Category:Knitting -- posted at: 3:03pm UTC

Where sh*t tea, tray bake and exposure collide!

Lyndsey aka Countess Ablaze joins me this week for a chat about issues facing us crafters and business owners. A recent recipient of an offer of 'exposure' as payment, along with some fairly misogynistic stereotyping of her customer base, The Countess decided to take a stand against this (and raise some actual money for charity in her own, imitable way) by creating some new colour ways.

In this episode we discuss the thorny issue of 'exposure' as a payment for our craft, time and expertise. Is it ever acceptable? Where does the balance lie when offering this as an exchange of value? Why does it seem to be so rife amongst the creative industries and is it a peculiarly female thing?

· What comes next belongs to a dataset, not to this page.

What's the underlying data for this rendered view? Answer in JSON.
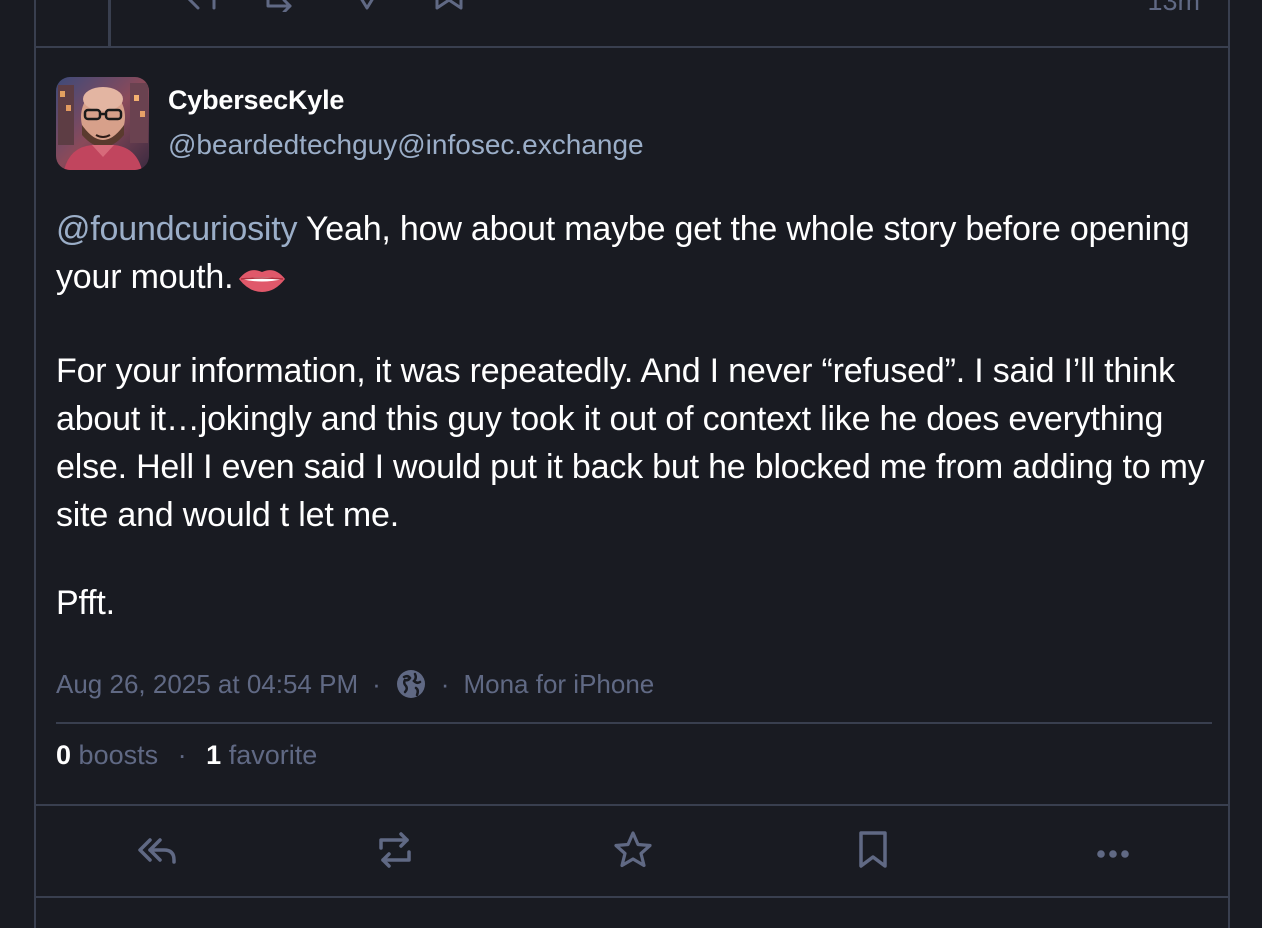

Next up is misogyny as an everyday blight. Lyndsey shares some examples of when she has encountered this working in her business, including the entirely false notion that her husband bankrolls her little craft hobby business. Spoiler: he doesn't.

We briefly cover the deeply offensive idea that anyone in the North would drink sh*t tea.

Finally, we discuss the use of charity causes to excuse bad behaviour, and as a tag on excuse for self-serving events or initiatives, rather than having them as a focus.

We wrap up with her reply and salute to this - two new colour ways called Sh*t Tea and Tray Bake and If I Want Exposure I'll Get My T*ts Out - with £3 from the sale of each skein being donated to Women's Aid.

Direct download: EP107-_Sht_Tea_and_Tray_Bake_with_Countess_Ablaze_-_08032018_16.38.mp3
Category:Knitting -- posted at: 5:04pm UTC

Who likes Angel Delight?

This week's episode is definitely on the delight end of the pudding scale as opposed to a seven tier unicorn cake and that's often a good thing. It's a low tariff canter and catch up with no big questions asked or answered and instead we have some light and fluffy as air fun.

In community news, I invite you to come and join the #shinybeescolourworkchallenge  over in the Facebook group and try your hand at some stranded knitting. If knitting with more than one colour has been intimidating to you in the past, now's the time to cast that aside and give it a crack. There will be helpful hints and tips posted in the group throughout the month and the occasional Shetland Pony in Fair Isle. Obvs.

In Enabler's Corner I enable you to two not quite yarny but definitely fun (depends on your version of fun for the latter, but I like it) things to try. First up we have the delightfully witty Amy Nolan of Ginger Rainbow who does the most fantastic illustrations and doodles. She's very witty and manages to bring situational humour out in her quirky drawings. I am a big fan. Secondly, we have #hotelroomview, the fun adventures of working on the road and seeing a lot of hotel rooms, hosted by the wonderful Bexx. It really shouldn't be that exciting or gripping, but there is something about these hotel room views that has captured my imagination. It's a bit like looking at house porn on Rightmove.

In Wippin' Piccadilly, I have finished Helen Stewart's Spindrift Shawl and the Everyday Brew by Clare Devine. I'm never knitting with black yarn again. Future/fantasy knit searching has taken me to the Prism hat by Tin Can Knits which is part of the Mad Colour collection which was released in August. This versatile pattern gives oodles of opportunity for creating a one-of-a-kind hat, and is really more like three patterns in one. Also catching my eye from this collection is 1999, a sweater with a masculine lace (that's a thing) panel down the front. The collection itself comprises 16 patterns and is available from Ravelry for $21.60 USD.

Shownotes for this episode are at

Music is by Adam and the Walter Boys with 'I Need A Drink.'

Direct download: Episode_106_-_Colourwork_Challenge.mp3
Category:Knitting -- posted at: 5:31pm UTC